Coming from the similarly ruthless world of physician training, I found it very disappointing, especially when startups and the entrepreneurial world are trying to attract more clinicians.

Most clinicians are attracted to healthcare because of the caring aspect. They genuinely want to help make a great contribution to people’s lives, through direct patient-clinician contact.

That compassion and vulnerability can be misused by unscrupulous individuals and companies, and even with a strong Corporate Social Responsibility (CSR) program, the WHY behind the company can be lost.

Is any industry safe from this?

No.

But it’s up to us, the individuals, to keep our values in mind, and live them.

For real.

Are you living your Mission Statement?

Thank you, 2018 :)

It’s strange sitting here, 1.5 hours before midnight in my home city, 2.5 hours til 2019 in my current one.

But it’s a great time for reflection, particularly when you and your other half saw the Early fireworks as he’s oncall tonight.

2018 was a huge year for me.

One of my faves, Ariana Grande herself said it best- “I find it interesting that this has been one of the best years of my career and the worst of my life.”

I guess personally, it wasn’t the absolute worst it could have been for me, but it definitely had a huge amount of challenges that really rocked me- but also gave me the extraordinary chance to reset and reframe the difficult situations in my personal life.

You can dread each day and its challenges, or you can reframe it to be uplifting for someone else who’s going through a hard time.

Every day counts.

I really believe that, no matter what challenges your career throws at you, you and your loved ones come first.

They’re your anchor, they’re your reason, your “Why” in most cases.

And you should never be ashamed of putting your wellbeing first.

Because no matter how big your career gets- and I believe that your career is your startup - you’ll enjoy it more when you respect yourself.

If you need more time before saying “Yes” to a project, ask for it.

If you feel pressured to work weekends and public holidays because that’s “the startup way,” but you’re actually more productive just working on odd weekdays, go ahead and set your boundaries.

If your personal circumstances mean it’s more favourable for yourself and your family if you work a bunch of part-time and casual freelance roles, go ahead and do it.

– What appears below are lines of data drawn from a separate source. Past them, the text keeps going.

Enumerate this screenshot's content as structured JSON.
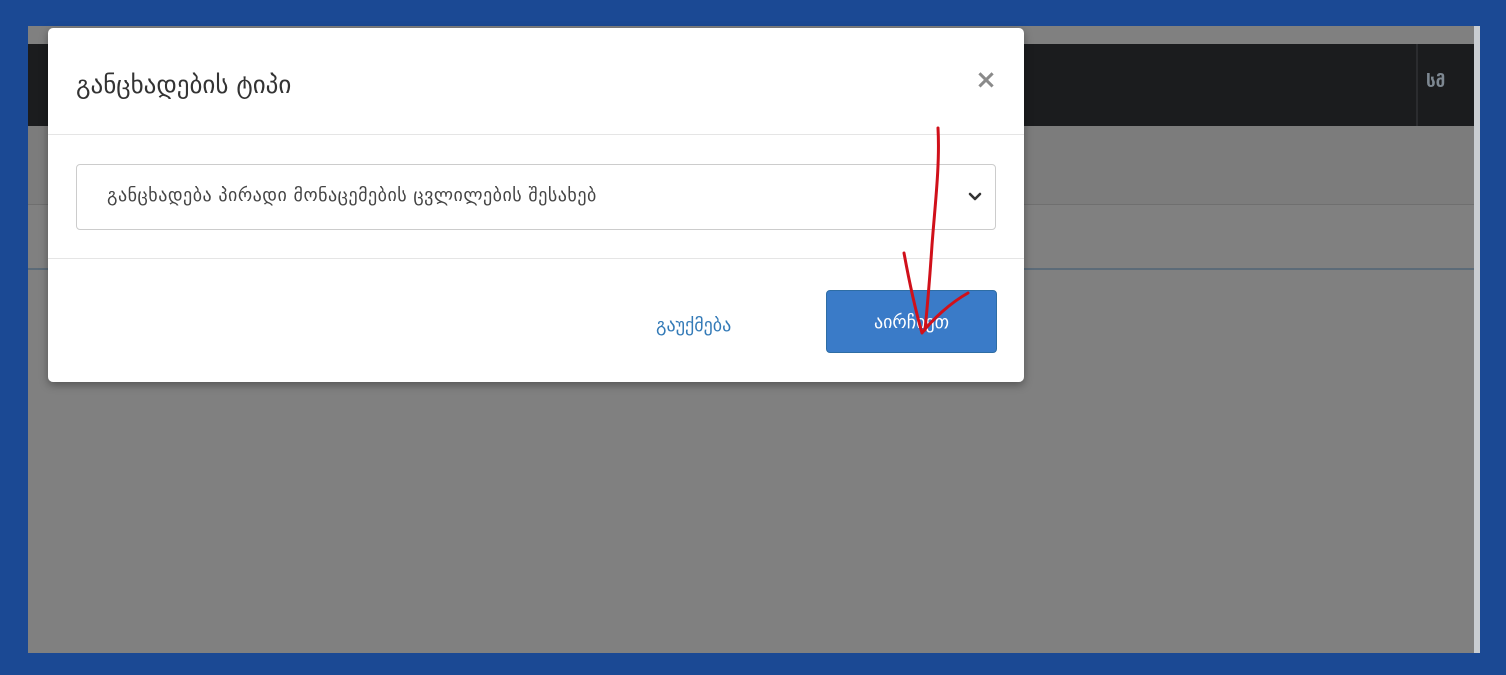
{
  "topbar": {
    "right_text": "სმ"
  },
  "modal": {
    "title": "განცხადების ტიპი",
    "close_symbol": "×",
    "select_value": "განცხადება პირადი მონაცემების ცვლილების შესახებ",
    "cancel_label": "გაუქმება",
    "primary_label": "აირჩიეთ"
  },
  "colors": {
    "frame": "#1b4994",
    "overlay": "#808080",
    "primary": "#3a7bc8",
    "link": "#337ab7",
    "annotation": "#d0101a"
  },
  "icons": {
    "close": "close-icon",
    "select_arrow": "chevron-down-icon",
    "annotation": "hand-drawn-arrow-annotation"
  }
}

If you feel your co-founder’s doing something dodgy, reassess and consider trusting your instincts.

If someone’s being two-faced, don’t be afraid to call it out.

If you love doing several other things along with medicine, allow yourself to do it.

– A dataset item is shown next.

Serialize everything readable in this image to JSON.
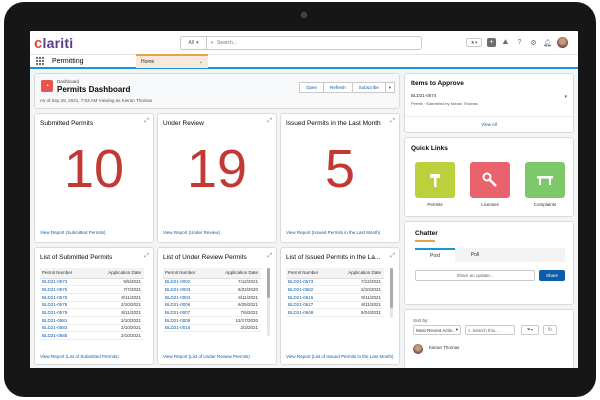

Give yourself permission.

And many more examples like this.

Everyone will be better off for you owning your power.

—-

Someone wise I met recently gave me that wonderful piece of advice.

“Own Your Power.”

Own your decision-making capability, your strengths and skills, your relationships, your identity.

People will try to take advantage of your vulnerability.

So-called “friends” and “partners” in startups and medicine will show their true colours to you, even when the rest of the world can’t see it immediately.

It’s disheartening. It can be isolating, and you can question yourself and your perception, wanting to believe you’re wrong.

It’s okay, because questions are healthy, and I’ve learnt how valuable it is to be mindful, and become more self-aware.

It’s a great defence mechanism, mindfulness. I’ve found it’s a great decision-making tool, productivity booster, and mental health balm. (Ooh, I should package that! Next to the lip balm jars!)

But I guess my rambling here right now is to say,

THANK YOU.

Thank you, 2018, for teaching me even through my weaknesses and dark times this year.

Thank you for giving me the chance to grow stronger.

Thank you for helping me to speak my truth.

Thank you to every single one of you who stumbles across my page; who reads my articles from way back when; who follows and likes (for real) my stuff on social media; who has become a true friend from this crazy journey; who has bumped into me at some event or clinic somewhere around the world and said hello; who believes in me even when I don’t; who believed in me even when it doesn’t all make sense.

I can’t wait to share 2019 with you all.

Have a wonderful New Year and enjoy the celebrations :):):)

*I think I am serious about the mental health balm!